▶ INFORMATION
....

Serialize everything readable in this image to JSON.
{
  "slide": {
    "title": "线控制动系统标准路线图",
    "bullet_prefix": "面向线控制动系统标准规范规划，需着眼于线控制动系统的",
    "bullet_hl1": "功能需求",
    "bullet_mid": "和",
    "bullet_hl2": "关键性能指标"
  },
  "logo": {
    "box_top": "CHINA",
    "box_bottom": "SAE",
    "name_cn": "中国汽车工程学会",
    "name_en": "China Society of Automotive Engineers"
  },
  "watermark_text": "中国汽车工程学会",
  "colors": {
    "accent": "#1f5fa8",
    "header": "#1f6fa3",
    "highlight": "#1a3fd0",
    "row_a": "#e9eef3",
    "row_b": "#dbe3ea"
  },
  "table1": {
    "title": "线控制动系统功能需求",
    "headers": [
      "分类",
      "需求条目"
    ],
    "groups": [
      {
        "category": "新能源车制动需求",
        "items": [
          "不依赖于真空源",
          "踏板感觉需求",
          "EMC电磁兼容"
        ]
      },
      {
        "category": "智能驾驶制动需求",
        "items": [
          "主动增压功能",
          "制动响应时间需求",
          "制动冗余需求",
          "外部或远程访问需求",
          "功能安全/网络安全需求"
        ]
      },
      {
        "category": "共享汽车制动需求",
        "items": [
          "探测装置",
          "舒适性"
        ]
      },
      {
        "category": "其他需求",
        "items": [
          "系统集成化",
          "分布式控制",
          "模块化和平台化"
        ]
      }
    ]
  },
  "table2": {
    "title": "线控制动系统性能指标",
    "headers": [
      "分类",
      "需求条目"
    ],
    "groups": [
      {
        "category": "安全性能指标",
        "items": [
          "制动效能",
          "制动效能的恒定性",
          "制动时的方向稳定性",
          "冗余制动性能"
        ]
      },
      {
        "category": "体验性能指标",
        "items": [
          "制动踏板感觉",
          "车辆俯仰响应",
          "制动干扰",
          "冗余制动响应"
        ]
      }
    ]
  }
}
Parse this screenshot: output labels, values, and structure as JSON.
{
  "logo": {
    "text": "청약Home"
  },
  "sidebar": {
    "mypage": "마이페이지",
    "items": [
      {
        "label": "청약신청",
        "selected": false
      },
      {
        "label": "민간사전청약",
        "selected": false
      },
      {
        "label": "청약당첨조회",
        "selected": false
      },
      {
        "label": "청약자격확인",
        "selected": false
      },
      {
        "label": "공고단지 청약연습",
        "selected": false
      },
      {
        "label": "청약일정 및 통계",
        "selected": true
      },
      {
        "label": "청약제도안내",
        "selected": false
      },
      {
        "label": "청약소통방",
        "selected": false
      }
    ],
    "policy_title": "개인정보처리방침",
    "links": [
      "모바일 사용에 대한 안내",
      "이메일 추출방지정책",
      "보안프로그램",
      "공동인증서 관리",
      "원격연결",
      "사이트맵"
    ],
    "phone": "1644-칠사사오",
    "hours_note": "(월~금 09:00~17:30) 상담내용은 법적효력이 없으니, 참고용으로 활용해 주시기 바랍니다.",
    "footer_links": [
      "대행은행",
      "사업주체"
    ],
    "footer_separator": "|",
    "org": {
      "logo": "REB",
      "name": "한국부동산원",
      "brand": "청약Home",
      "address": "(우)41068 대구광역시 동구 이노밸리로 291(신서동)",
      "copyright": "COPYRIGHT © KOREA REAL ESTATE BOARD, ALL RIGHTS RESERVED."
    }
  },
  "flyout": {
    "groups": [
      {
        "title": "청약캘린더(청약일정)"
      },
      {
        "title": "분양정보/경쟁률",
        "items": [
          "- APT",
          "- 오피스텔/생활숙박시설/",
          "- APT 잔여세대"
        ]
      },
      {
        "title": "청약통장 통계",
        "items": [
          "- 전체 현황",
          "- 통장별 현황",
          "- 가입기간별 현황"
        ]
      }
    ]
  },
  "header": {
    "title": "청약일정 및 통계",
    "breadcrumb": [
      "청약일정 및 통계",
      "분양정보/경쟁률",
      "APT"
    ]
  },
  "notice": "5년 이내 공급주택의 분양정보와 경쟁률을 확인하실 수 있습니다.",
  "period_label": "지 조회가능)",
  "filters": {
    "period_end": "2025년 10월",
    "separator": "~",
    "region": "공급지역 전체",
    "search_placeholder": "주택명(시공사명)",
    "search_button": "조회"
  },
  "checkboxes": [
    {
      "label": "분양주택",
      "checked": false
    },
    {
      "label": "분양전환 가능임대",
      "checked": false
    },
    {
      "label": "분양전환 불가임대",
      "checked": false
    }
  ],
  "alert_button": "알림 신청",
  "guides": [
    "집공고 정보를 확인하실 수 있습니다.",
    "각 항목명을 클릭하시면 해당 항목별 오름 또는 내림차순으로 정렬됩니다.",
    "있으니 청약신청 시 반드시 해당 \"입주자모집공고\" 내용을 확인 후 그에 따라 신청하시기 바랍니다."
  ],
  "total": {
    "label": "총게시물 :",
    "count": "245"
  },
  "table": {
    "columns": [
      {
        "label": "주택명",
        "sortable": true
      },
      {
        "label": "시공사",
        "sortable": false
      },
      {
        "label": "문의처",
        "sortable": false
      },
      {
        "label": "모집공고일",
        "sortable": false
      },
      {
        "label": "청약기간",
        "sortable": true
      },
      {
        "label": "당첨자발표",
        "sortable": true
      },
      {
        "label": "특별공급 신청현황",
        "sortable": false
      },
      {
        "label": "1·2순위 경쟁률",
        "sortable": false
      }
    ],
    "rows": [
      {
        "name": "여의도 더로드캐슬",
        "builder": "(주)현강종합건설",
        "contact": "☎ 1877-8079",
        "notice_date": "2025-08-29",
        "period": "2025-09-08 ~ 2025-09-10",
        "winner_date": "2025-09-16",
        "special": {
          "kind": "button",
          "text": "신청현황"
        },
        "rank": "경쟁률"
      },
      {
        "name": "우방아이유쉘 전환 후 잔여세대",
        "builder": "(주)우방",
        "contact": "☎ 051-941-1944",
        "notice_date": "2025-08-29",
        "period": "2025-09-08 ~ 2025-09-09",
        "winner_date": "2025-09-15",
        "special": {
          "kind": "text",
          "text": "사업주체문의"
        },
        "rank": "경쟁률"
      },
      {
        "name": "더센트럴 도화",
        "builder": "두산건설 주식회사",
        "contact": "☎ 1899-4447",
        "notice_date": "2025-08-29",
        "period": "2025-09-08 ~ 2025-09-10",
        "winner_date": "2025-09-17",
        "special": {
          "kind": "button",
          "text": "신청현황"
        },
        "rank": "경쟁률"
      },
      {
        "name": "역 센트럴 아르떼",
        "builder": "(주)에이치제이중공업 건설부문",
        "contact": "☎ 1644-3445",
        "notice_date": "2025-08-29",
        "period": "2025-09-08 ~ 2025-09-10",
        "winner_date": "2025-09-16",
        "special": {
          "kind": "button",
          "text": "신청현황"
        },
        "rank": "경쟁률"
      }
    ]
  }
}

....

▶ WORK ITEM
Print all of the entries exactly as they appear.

▶ RESPONSE TO THE TASK
Serialize everything readable in this image to JSON.
{
  "slide": {
    "title": "线控制动系统标准路线图",
    "bullet_prefix": "面向线控制动系统标准规范规划，需着眼于线控制动系统的",
    "bullet_hl1": "功能需求",
    "bullet_mid": "和",
    "bullet_hl2": "关键性能指标"
  },
  "logo": {
    "box_top": "CHINA",
    "box_bottom": "SAE",
    "name_cn": "中国汽车工程学会",
    "name_en": "China Society of Automotive Engineers"
  },
  "watermark_text": "中国汽车工程学会",
  "colors": {
    "accent": "#1f5fa8",
    "header": "#1f6fa3",
    "highlight": "#1a3fd0",
    "row_a": "#e9eef3",
    "row_b": "#dbe3ea"
  },
  "table1": {
    "title": "线控制动系统功能需求",
    "headers": [
      "分类",
      "需求条目"
    ],
    "groups": [
      {
        "category": "新能源车制动需求",
        "items": [
          "不依赖于真空源",
          "踏板感觉需求",
          "EMC电磁兼容"
        ]
      },
      {
        "category": "智能驾驶制动需求",
        "items": [
          "主动增压功能",
          "制动响应时间需求",
          "制动冗余需求",
          "外部或远程访问需求",
          "功能安全/网络安全需求"
        ]
      },
      {
        "category": "共享汽车制动需求",
        "items": [
          "探测装置",
          "舒适性"
        ]
      },
      {
        "category": "其他需求",
        "items": [
          "系统集成化",
          "分布式控制",
          "模块化和平台化"
        ]
      }
    ]
  },
  "table2": {
    "title": "线控制动系统性能指标",
    "headers": [
      "分类",
      "需求条目"
    ],
    "groups": [
      {
        "category": "安全性能指标",
        "items": [
          "制动效能",
          "制动效能的恒定性",
          "制动时的方向稳定性",
          "冗余制动性能"
        ]
      },
      {
        "category": "体验性能指标",
        "items": [
          "制动踏板感觉",
          "车辆俯仰响应",
          "制动干扰",
          "冗余制动响应"
        ]
      }
    ]
  }
}
Parse this screenshot: output labels, values, and structure as JSON.
{
  "logo": {
    "text": "청약Home"
  },
  "sidebar": {
    "mypage": "마이페이지",
    "items": [
      {
        "label": "청약신청",
        "selected": false
      },
      {
        "label": "민간사전청약",
        "selected": false
      },
      {
        "label": "청약당첨조회",
        "selected": false
      },
      {
        "label": "청약자격확인",
        "selected": false
      },
      {
        "label": "공고단지 청약연습",
        "selected": false
      },
      {
        "label": "청약일정 및 통계",
        "selected": true
      },
      {
        "label": "청약제도안내",
        "selected": false
      },
      {
        "label": "청약소통방",
        "selected": false
      }
    ],
    "policy_title": "개인정보처리방침",
    "links": [
      "모바일 사용에 대한 안내",
      "이메일 추출방지정책",
      "보안프로그램",
      "공동인증서 관리",
      "원격연결",
      "사이트맵"
    ],
    "phone": "1644-칠사사오",
    "hours_note": "(월~금 09:00~17:30) 상담내용은 법적효력이 없으니, 참고용으로 활용해 주시기 바랍니다.",
    "footer_links": [
      "대행은행",
      "사업주체"
    ],
    "footer_separator": "|",
    "org": {
      "logo": "REB",
      "name": "한국부동산원",
      "brand": "청약Home",
      "address": "(우)41068 대구광역시 동구 이노밸리로 291(신서동)",
      "copyright": "COPYRIGHT © KOREA REAL ESTATE BOARD, ALL RIGHTS RESERVED."
    }
  },
  "flyout": {
    "groups": [
      {
        "title": "청약캘린더(청약일정)"
      },
      {
        "title": "분양정보/경쟁률",
        "items": [
          "- APT",
          "- 오피스텔/생활숙박시설/",
          "- APT 잔여세대"
        ]
      },
      {
        "title": "청약통장 통계",
        "items": [
          "- 전체 현황",
          "- 통장별 현황",
          "- 가입기간별 현황"
        ]
      }
    ]
  },
  "header": {
    "title": "청약일정 및 통계",
    "breadcrumb": [
      "청약일정 및 통계",
      "분양정보/경쟁률",
      "APT"
    ]
  },
  "notice": "5년 이내 공급주택의 분양정보와 경쟁률을 확인하실 수 있습니다.",
  "period_label": "지 조회가능)",
  "filters": {
    "period_end": "2025년 10월",
    "separator": "~",
    "region": "공급지역 전체",
    "search_placeholder": "주택명(시공사명)",
    "search_button": "조회"
  },
  "checkboxes": [
    {
      "label": "분양주택",
      "checked": false
    },
    {
      "label": "분양전환 가능임대",
      "checked": false
    },
    {
      "label": "분양전환 불가임대",
      "checked": false
    }
  ],
  "alert_button": "알림 신청",
  "guides": [
    "집공고 정보를 확인하실 수 있습니다.",
    "각 항목명을 클릭하시면 해당 항목별 오름 또는 내림차순으로 정렬됩니다.",
    "있으니 청약신청 시 반드시 해당 \"입주자모집공고\" 내용을 확인 후 그에 따라 신청하시기 바랍니다."
  ],
  "total": {
    "label": "총게시물 :",
    "count": "245"
  },
  "table": {
    "columns": [
      {
        "label": "주택명",
        "sortable": true
      },
      {
        "label": "시공사",
        "sortable": false
      },
      {
        "label": "문의처",
        "sortable": false
      },
      {
        "label": "모집공고일",
        "sortable": false
      },
      {
        "label": "청약기간",
        "sortable": true
      },
      {
        "label": "당첨자발표",
        "sortable": true
      },
      {
        "label": "특별공급 신청현황",
        "sortable": false
      },
      {
        "label": "1·2순위 경쟁률",
        "sortable": false
      }
    ],
    "rows": [
      {
        "name": "여의도 더로드캐슬",
        "builder": "(주)현강종합건설",
        "contact": "☎ 1877-8079",
        "notice_date": "2025-08-29",
        "period": "2025-09-08 ~ 2025-09-10",
        "winner_date": "2025-09-16",
        "special": {
          "kind": "button",
          "text": "신청현황"
        },
        "rank": "경쟁률"
      },
      {
        "name": "우방아이유쉘 전환 후 잔여세대",
        "builder": "(주)우방",
        "contact": "☎ 051-941-1944",
        "notice_date": "2025-08-29",
        "period": "2025-09-08 ~ 2025-09-09",
        "winner_date": "2025-09-15",
        "special": {
          "kind": "text",
          "text": "사업주체문의"
        },
        "rank": "경쟁률"
      },
      {
        "name": "더센트럴 도화",
        "builder": "두산건설 주식회사",
        "contact": "☎ 1899-4447",
        "notice_date": "2025-08-29",
        "period": "2025-09-08 ~ 2025-09-10",
        "winner_date": "2025-09-17",
        "special": {
          "kind": "button",
          "text": "신청현황"
        },
        "rank": "경쟁률"
      },
      {
        "name": "역 센트럴 아르떼",
        "builder": "(주)에이치제이중공업 건설부문",
        "contact": "☎ 1644-3445",
        "notice_date": "2025-08-29",
        "period": "2025-09-08 ~ 2025-09-10",
        "winner_date": "2025-09-16",
        "special": {
          "kind": "button",
          "text": "신청현황"
        },
        "rank": "경쟁률"
      }
    ]
  }
}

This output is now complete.